The second failure involved North Sea oil. I have compared how the UK and Norway responded to additional government revenue from North Sea oil before. The Norwegian government created a sovereign wealth fund, so that the gains from North Sea oil could be enjoyed by future generations. The UK government thought the people should make that choice, and so cut taxes. The people, for one reason or another, do not appear to have invested that money to replicate what a sovereign wealth fund would do. So Mrs Thatcher made the wrong choice, and whether it was for ideological reasons or more base electoral considerations is secondary. It was a major mistake that current and future generations will pay for.

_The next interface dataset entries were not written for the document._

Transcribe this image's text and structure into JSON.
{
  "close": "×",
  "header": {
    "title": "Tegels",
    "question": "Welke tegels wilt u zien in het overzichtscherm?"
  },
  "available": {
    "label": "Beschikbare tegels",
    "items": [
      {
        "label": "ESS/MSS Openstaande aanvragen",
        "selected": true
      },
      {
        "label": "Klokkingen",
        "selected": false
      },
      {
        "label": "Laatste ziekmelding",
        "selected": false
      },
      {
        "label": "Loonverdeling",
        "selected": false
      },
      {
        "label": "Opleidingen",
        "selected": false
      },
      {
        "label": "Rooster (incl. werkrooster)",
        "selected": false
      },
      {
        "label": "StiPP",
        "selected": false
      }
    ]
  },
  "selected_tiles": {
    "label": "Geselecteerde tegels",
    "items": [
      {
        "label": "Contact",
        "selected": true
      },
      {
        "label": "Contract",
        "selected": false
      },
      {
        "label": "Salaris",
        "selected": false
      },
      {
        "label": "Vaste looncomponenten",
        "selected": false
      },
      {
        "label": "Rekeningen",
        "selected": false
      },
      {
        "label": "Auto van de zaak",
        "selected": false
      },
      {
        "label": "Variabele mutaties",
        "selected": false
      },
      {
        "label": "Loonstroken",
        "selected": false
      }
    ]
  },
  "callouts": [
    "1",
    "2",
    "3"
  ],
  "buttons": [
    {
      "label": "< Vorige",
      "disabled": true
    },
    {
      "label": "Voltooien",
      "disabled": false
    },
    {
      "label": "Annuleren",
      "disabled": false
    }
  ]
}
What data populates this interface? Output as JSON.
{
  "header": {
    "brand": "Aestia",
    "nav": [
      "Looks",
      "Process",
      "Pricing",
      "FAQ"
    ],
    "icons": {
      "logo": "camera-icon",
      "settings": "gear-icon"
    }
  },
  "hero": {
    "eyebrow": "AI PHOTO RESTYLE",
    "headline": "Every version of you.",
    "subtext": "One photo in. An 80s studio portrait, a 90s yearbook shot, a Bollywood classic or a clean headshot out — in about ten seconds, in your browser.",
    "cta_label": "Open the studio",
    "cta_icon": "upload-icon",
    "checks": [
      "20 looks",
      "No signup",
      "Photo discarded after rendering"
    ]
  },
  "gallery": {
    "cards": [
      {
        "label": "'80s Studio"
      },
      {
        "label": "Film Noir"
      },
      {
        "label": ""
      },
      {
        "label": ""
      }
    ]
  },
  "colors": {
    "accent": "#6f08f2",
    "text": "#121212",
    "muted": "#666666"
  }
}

Those are two major failures, but what about the successes? The Thatcher era saw the implementation of supply side reforms that ended and then reversed the relative decline of UK productivity. As Paul Krugman has pointed out, the lags here need to be long, but I think we have good reason to believe that they are. As Nick Crafts outlines here, and John Van Reenen here, this improvement came about partly through increased goods market competition, but of course it also reflected a reduction in union power that was one of the major aims of government policy. The taboo on the left is not to admit (at least publicly) that UK trade unions had grown too powerful in the 1970s, and that any benefits this had were outweighed by inefficiency and often severe dislocation.
The battles of the 1980s, and the path Mrs Thatcher took, were not inevitable, and it is possible that the UK could have moved to something like the German model where unions retain a strong presence. However the path followed by the UK is at least partly the responsibility of the left as well as the right: some of the proposals later introduced by Mrs Thatcher were first tabled by the 1969 Labour government and Barbara Castle, and were defeated by the Trade Union Congress and the later Labour Prime Minister Jim Callaghan.
This post is not meant to be comprehensive: I have said nothing about the rise in poverty under Mrs Thatcher (briefly mentioned here), inequality more generally and the role that taxation had in increasing that (of which the poll tax was just one example), selling off state assets or under investing in what was left. (Van Reenen gives more detail on some of these.) A second major UK macroeconomic disaster also occurred right at the end of her premiership. The UK entered into the European Exchange Rate Mechanism at an overvalued exchange rate, which led to another major recession. That story, and my own very small part in it, will have to wait for another time.
 Gregg, P., Macmillan, L. and Nasim, B. (2012), The Impact of Fathers' Job Loss during the Recession of the 1980s on their Children's Educational Attainment and Labour Market Outcomes. Fiscal Studies, 33: 237–264